So, do you want to go back to the fun ride on the carousel?
You can help create that for your child.
1 – Talk about the emotions – both positive and negative
The negative emotions cannot be stored away when they appear. And they will show up sometimes. We cannot control that, and it requires a lot of energy to try.
But if your child can understand and accept why some emotions occur when the letters show up, then they will be able to handle it constructively.
For instance, most children have learned that they should find an adult to ask for help when they feel sad.
In the same way, your child can, with support from you and other adults, move on from situations where their body freezes when they are supposed to read out loud in class. For instance, that could mean being brave enough to say: “I am dyslexic, so I need to practice before I have to read out loud for others.”
Remember, also, the positive emotions.
They help to strengthen your child’s self-confidence and self-worth.
Those are two crucial things in your child’s life. Both in school, at home, and during free time.
In school, a high degree of self-confidence and self-worth can influence your child’s belief in their abilities.
2 – Create happiness and set demands
Simply put, we learn best in an atmosphere of happiness and relaxation and the right level of demands for our abilities.
If you contribute by having a great outlook whenever you have to do homework, then the carousel is already picking up speed.

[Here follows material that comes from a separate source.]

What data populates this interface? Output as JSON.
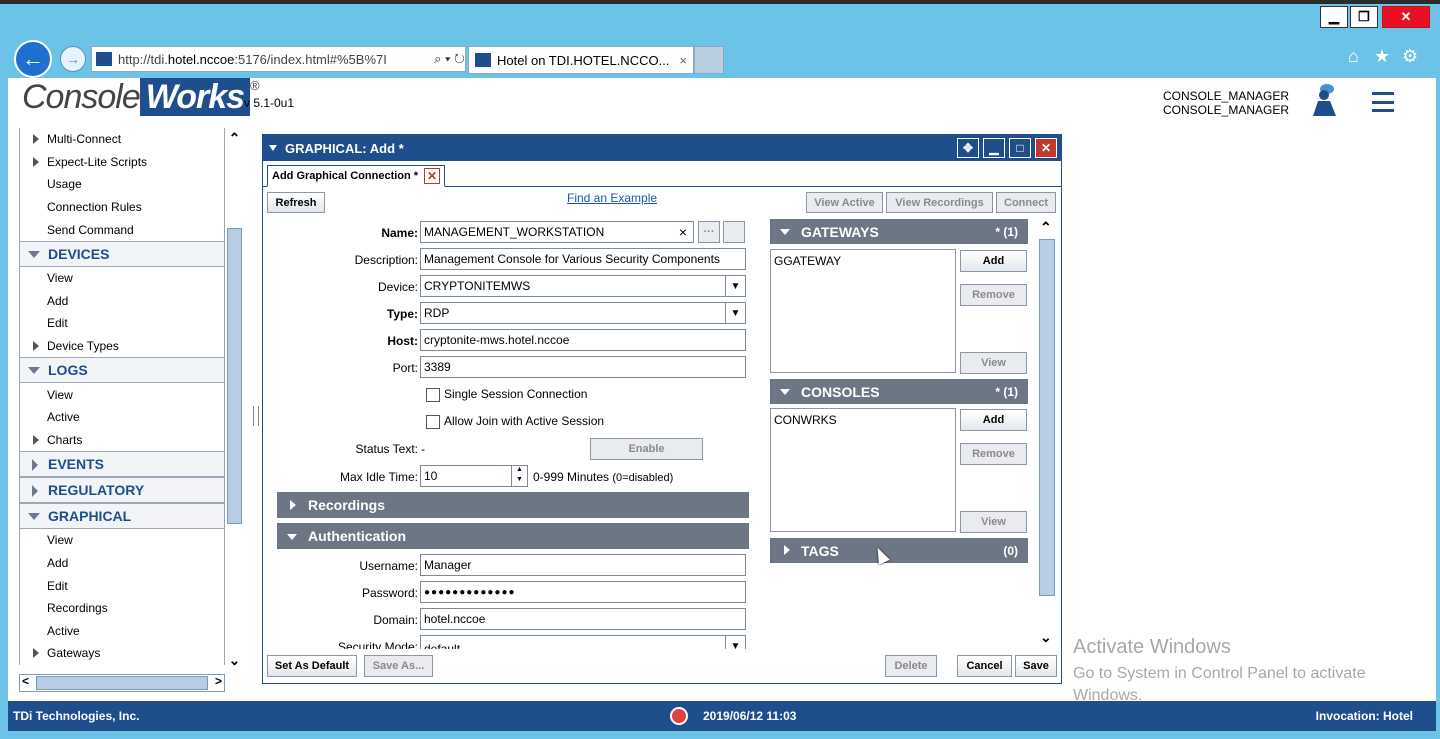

Your child is influenced by your mirror neurons. If you are positive and smile a lot, then it will affect your child.
That is really smart.
You may also get this effect during a walk on the street. If you meet someone who smiles, you will also automatically smile back, even if you don’t know the other person.